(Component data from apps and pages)
******
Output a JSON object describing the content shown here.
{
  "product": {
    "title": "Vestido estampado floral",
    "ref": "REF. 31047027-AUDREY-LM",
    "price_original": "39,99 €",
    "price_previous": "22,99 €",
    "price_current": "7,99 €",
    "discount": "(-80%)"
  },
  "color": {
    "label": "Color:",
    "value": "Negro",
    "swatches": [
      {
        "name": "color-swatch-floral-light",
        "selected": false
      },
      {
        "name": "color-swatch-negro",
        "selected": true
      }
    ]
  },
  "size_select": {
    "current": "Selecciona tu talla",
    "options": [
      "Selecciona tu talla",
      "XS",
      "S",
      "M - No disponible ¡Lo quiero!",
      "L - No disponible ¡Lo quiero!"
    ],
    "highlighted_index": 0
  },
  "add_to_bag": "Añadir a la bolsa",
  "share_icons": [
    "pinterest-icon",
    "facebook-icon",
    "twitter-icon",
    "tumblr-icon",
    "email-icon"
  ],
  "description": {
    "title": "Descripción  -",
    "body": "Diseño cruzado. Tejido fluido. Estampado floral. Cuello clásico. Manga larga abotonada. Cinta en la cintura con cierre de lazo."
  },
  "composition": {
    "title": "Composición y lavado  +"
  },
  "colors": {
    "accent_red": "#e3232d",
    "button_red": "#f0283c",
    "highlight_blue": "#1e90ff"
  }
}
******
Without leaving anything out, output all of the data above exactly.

*ANSWER SECTION*:
Output a JSON object describing the content shown here.
{
  "product": {
    "title": "Vestido estampado floral",
    "ref": "REF. 31047027-AUDREY-LM",
    "price_original": "39,99 €",
    "price_previous": "22,99 €",
    "price_current": "7,99 €",
    "discount": "(-80%)"
  },
  "color": {
    "label": "Color:",
    "value": "Negro",
    "swatches": [
      {
        "name": "color-swatch-floral-light",
        "selected": false
      },
      {
        "name": "color-swatch-negro",
        "selected": true
      }
    ]
  },
  "size_select": {
    "current": "Selecciona tu talla",
    "options": [
      "Selecciona tu talla",
      "XS",
      "S",
      "M - No disponible ¡Lo quiero!",
      "L - No disponible ¡Lo quiero!"
    ],
    "highlighted_index": 0
  },
  "add_to_bag": "Añadir a la bolsa",
  "share_icons": [
    "pinterest-icon",
    "facebook-icon",
    "twitter-icon",
    "tumblr-icon",
    "email-icon"
  ],
  "description": {
    "title": "Descripción  -",
    "body": "Diseño cruzado. Tejido fluido. Estampado floral. Cuello clásico. Manga larga abotonada. Cinta en la cintura con cierre de lazo."
  },
  "composition": {
    "title": "Composición y lavado  +"
  },
  "colors": {
    "accent_red": "#e3232d",
    "button_red": "#f0283c",
    "highlight_blue": "#1e90ff"
  }
}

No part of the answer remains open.